Dear Friends of the Y:
There are some days when we have the great fortune to meet a person who inspires us by doing what they do, in a quiet and unassuming way. Work that carries on unselfishly and improves the lives of others. Last week week’s presentation of two YMCA Peace Medals provided all in attendance with that opportunity.
Mezaun Hodge, the medal recipient for the Brockville area, spoke about her experience growing up in the 70s and 80s when there weren’t any resources or anywhere to turn to when faced with race-related issues, and experienced racism was wasn’t discussed. It’s not a scenario she wants for kids today. “I want them to feel safe and to be able to come forward and talk about it. No one should be embarrassed about who they are or what religion they practice. We should celebrate what makes us different and unique.” This is the vision behind Diversity Advisory Coalition of Leeds & Grenville (DAC), which she co-founded in 2020. She is dedicated to educating others on the importance of disrupting racism and building a more inclusive community, now and for future generations.
Heather Haynes was awarded the Peace Medal for Kingston and area. Her mission is to support some of the most vulnerable children and women in the Democratic Republic of Congo and includes educating more than 400 children and providing salaries for 23 teachers and auxiliary staff at a school she and her supporters built. This is in addition to providing housing for 30 of the youngest orphans in the community. Her relationship with the community inspired her to create an 80-painting art installation entitled Wall of Courage and form a non-profit called The Art of Courage where people can donate, sponsor a child, volunteer or show support a myriad of ways.
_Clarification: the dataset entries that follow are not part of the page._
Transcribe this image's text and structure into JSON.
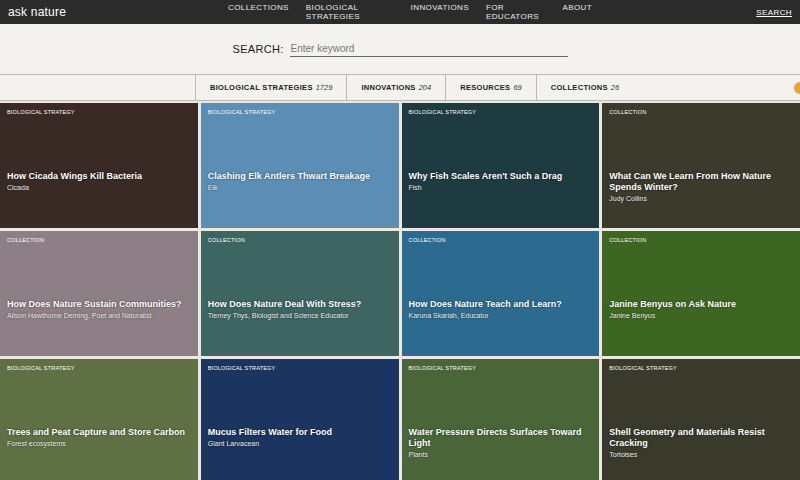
{
  "logo": "ask nature",
  "nav": [
    "COLLECTIONS",
    "BIOLOGICAL STRATEGIES",
    "INNOVATIONS",
    "FOR EDUCATORS",
    "ABOUT"
  ],
  "nav_search": "SEARCH",
  "search": {
    "label": "SEARCH:",
    "placeholder": "Enter keyword"
  },
  "tabs": [
    {
      "label": "BIOLOGICAL STRATEGIES",
      "count": "1729"
    },
    {
      "label": "INNOVATIONS",
      "count": "204"
    },
    {
      "label": "RESOURCES",
      "count": "69"
    },
    {
      "label": "COLLECTIONS",
      "count": "26"
    }
  ],
  "cards": [
    {
      "type": "BIOLOGICAL STRATEGY",
      "title": "How Cicada Wings Kill Bacteria",
      "subtitle": "Cicada",
      "color": "#3a2a25"
    },
    {
      "type": "BIOLOGICAL STRATEGY",
      "title": "Clashing Elk Antlers Thwart Breakage",
      "subtitle": "Elk",
      "color": "#5b8db5"
    },
    {
      "type": "BIOLOGICAL STRATEGY",
      "title": "Why Fish Scales Aren't Such a Drag",
      "subtitle": "Fish",
      "color": "#1f3b42"
    },
    {
      "type": "COLLECTION",
      "title": "What Can We Learn From How Nature Spends Winter?",
      "subtitle": "Judy Collins",
      "color": "#3b3a2c"
    },
    {
      "type": "COLLECTION",
      "title": "How Does Nature Sustain Communities?",
      "subtitle": "Alison Hawthorne Deming, Poet and Naturalist",
      "color": "#8e7f86"
    },
    {
      "type": "COLLECTION",
      "title": "How Does Nature Deal With Stress?",
      "subtitle": "Tierney Thys, Biologist and Science Educator",
      "color": "#3d6663"
    },
    {
      "type": "COLLECTION",
      "title": "How Does Nature Teach and Learn?",
      "subtitle": "Karuna Skariah, Educator",
      "color": "#2d6a8f"
    },
    {
      "type": "COLLECTION",
      "title": "Janine Benyus on Ask Nature",
      "subtitle": "Janine Benyus",
      "color": "#3d6622"
    },
    {
      "type": "BIOLOGICAL STRATEGY",
      "title": "Trees and Peat Capture and Store Carbon",
      "subtitle": "Forest ecosystems",
      "color": "#5f7045"
    },
    {
      "type": "BIOLOGICAL STRATEGY",
      "title": "Mucus Filters Water for Food",
      "subtitle": "Giant Larvacean",
      "color": "#1b3560"
    },
    {
      "type": "BIOLOGICAL STRATEGY",
      "title": "Water Pressure Directs Surfaces Toward Light",
      "subtitle": "Plants",
      "color": "#4a6638"
    },
    {
      "type": "BIOLOGICAL STRATEGY",
      "title": "Shell Geometry and Materials Resist Cracking",
      "subtitle": "Tortoises",
      "color": "#3a3a2c"
    }
  ]
}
She said that: “Providing for the children has been my main focus and I have had to think way outside of the box to find solutions [for fundraising during the pandemic]. This is how I ended up with producing The Common Thread, a short documentary about my pursuit to find purpose in what I create and my struggle to understand why much of Western society ignores the violence in other parts of the world.” Heather is looking for partners and hopes to find 10 new child sponsors before Christmas.
Looking out at the audience while Mezaun and Heather spoke, I could tell that I wasn’t the only one who was moved. Their words resonated perhaps more so given the time of year and as we all continue to grapple with the effects of the pandemic and the increasing divisiveness that seems to surround us.
This has been a challenging year, but one that has also provided opportunities to think differently and to reach out to others in our communities to gauge where the Y can play a role, including work on the international stage. (More on this in the new year.)
Heading into the holidays, I feel inspired by the efforts of those who surround me and am optimistic for what we can achieve together the year ahead.
Whether you are celebrating this holiday season or simply having a bit of a break, I wish you and your loved ones a restful and happy holiday and a very happy new year.
I would also like to take this opportunity to thank Y staff for all their great work this year. I hope they are able to spend time with friends and family, and to take time to relax and rejuvenate. For myself, I will be enjoying the outdoors, and a trip to Toronto with Jean and Declan (Go, Raptors!), then spending New Years Eve with my mom in my hometown of Woodstock, Ontario.
My very best wishes to you as we look to our futures, forging a path of peace.